Problem to solve: Lift out all lines below that contain "oxaphosphole".

(Page and application data records)
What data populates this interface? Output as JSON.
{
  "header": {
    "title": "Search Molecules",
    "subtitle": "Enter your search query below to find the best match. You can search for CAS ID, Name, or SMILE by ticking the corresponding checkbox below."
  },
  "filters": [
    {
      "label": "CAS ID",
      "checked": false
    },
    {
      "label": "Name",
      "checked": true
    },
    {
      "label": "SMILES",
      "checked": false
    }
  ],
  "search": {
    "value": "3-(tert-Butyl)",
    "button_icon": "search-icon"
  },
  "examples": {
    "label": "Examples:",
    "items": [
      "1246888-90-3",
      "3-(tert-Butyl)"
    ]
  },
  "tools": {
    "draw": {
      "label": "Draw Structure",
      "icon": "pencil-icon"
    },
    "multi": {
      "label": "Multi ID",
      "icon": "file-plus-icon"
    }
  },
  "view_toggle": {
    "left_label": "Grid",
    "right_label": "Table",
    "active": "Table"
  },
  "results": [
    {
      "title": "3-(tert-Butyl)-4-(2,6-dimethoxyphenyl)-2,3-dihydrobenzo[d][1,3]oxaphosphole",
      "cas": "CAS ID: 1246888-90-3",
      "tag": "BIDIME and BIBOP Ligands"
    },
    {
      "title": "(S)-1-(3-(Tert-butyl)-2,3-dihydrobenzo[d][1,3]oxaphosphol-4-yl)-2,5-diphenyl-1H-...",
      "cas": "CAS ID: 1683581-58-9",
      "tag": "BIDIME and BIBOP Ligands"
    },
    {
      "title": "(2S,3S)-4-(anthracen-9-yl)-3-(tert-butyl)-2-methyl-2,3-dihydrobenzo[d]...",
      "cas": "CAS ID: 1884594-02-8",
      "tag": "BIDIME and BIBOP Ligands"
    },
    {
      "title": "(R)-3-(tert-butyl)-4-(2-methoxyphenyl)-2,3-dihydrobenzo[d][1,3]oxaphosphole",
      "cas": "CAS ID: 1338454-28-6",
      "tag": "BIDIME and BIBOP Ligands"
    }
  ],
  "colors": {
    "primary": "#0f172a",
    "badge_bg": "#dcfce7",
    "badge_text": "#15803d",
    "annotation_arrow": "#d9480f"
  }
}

Result of the task:
      "title": "3-(tert-Butyl)-4-(2,6-dimethoxyphenyl)-2,3-dihydrobenzo[d][1,3]oxaphosphole",
      "title": "(R)-3-(tert-butyl)-4-(2-methoxyphenyl)-2,3-dihydrobenzo[d][1,3]oxaphosphole",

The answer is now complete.